Sandhill crane numbers are increasing at Goose Pond Sanctuary. We counted 38 cranes roosting on the pond on October 6th and we would not be surprised to see their numbers increase through the middle of November.
This is probably the most roosting sandhills we have had at Goose Pond during fall migration. In the early 1900’s, Kumlien and Hollister wrote that sandhill cranes were abundant in migration in southern Wisconsin. In the mid 1930’s crane research Franklin Henika estimated the state’s population at 25 pairs.
In 1991, Sam Robbins wrote in Wisconsin Birdlife and sandhill cranes are uncommon migrant and “Once the fall waterfowl-hunting season starts, Sandhills depart. Many cranes are gone by October 15th and by November 15th most have moved out…It is doubtful that the state will ever again know the huge flocks that Hoy and Kumlien found in the 1850s.”
Sandhill cranes are staging in the fall, mostly on large wetlands, and now many cranes are staying in Wisconsin until the water turns hard. If you want to see large numbers of staging sandhill cranes, visit Crex Meadows State Wildlife Area in northwest Wisconsin. Last November, Philip Schwarz was photographing cranes at Crex Meadows and estimated the saw 15,000 cranes.
Another good crane staging area is northwest of Portage near Aldo Leopold’s shack. The Aldo Leopold Foundation has four viewing days and you can also see large numbers of cranes feeding in the fields during the day. Good roads to drive are Highways T and U (between the International Crane Foundation (north of Baraboo) and the Aldo Leopold Foundation on Levee Road.
Once cranes leave Wisconsin many stop at Jasper-Pulaski Fish & Wildlife Area in Indiana before heading to Florida for the winter. The Indiana DNR website states that over 10,000 cranes stop in Jasper-Pulask in fall migration.
Sandhill cranes prefer to roost in standing water or on island where they are safe from canine predators, mostly coyotes. Goose Pond water levels are low this year providing ideal crane roosting habitat. When the pond is deep or dry there is no or limited crane roosting habitat. During the day cranes fly out to feed in the surrounding picked fields of wheat, corn, and beans so near dusk is an excellent time to see the cranes and waterfowl return from feeding flights. Our Goose Pond family of three likes to be by themselves and we frequently see them in the local fields or flying around.
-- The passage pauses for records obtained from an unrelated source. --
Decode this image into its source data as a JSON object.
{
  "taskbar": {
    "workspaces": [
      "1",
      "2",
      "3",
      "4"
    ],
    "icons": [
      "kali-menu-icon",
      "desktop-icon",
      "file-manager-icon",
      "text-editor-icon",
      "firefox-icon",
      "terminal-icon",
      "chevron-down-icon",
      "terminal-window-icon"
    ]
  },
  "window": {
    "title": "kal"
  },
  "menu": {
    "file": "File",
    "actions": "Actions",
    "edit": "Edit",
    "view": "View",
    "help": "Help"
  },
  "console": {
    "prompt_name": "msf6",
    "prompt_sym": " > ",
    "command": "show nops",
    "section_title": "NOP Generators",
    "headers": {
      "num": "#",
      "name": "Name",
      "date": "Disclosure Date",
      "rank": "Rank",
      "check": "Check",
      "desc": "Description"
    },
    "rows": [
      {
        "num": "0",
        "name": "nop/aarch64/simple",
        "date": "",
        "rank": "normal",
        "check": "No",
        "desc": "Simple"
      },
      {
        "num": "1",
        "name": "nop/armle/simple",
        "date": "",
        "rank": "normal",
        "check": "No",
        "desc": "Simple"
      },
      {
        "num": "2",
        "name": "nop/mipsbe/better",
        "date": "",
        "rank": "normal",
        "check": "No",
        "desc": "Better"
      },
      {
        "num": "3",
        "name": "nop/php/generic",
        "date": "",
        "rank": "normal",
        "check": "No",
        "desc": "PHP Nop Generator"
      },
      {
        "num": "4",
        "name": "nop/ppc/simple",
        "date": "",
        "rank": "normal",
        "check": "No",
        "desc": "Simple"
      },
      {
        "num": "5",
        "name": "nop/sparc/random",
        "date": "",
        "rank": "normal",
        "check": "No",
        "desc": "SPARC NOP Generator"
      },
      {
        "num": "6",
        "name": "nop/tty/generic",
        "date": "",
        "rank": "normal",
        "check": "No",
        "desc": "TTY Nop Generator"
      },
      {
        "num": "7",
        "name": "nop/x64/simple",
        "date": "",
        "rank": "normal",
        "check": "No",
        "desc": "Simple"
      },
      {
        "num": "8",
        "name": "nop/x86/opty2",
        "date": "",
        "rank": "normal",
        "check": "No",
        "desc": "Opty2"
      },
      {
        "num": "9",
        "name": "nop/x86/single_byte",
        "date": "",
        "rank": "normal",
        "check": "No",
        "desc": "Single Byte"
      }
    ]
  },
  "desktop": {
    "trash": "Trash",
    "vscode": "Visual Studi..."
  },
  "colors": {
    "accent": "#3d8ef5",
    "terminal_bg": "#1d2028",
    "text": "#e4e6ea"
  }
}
Sam Robbins liked to visit Goose Pond Sanctuary and he would have been impressed on how cranes numbers increased in fall migration. Hopefully you can stop this fall to view the cranes and other waterfowl! Stay tuned for a possible "Scope Days" announcement for waterfowl viewing at Goose Pond Sanctuary.
Written by Mark Martin & Sue Foote-Martin, Goose Pond Sanctuary Managers
Photo by Tim Lumley, Flickr Creative Commons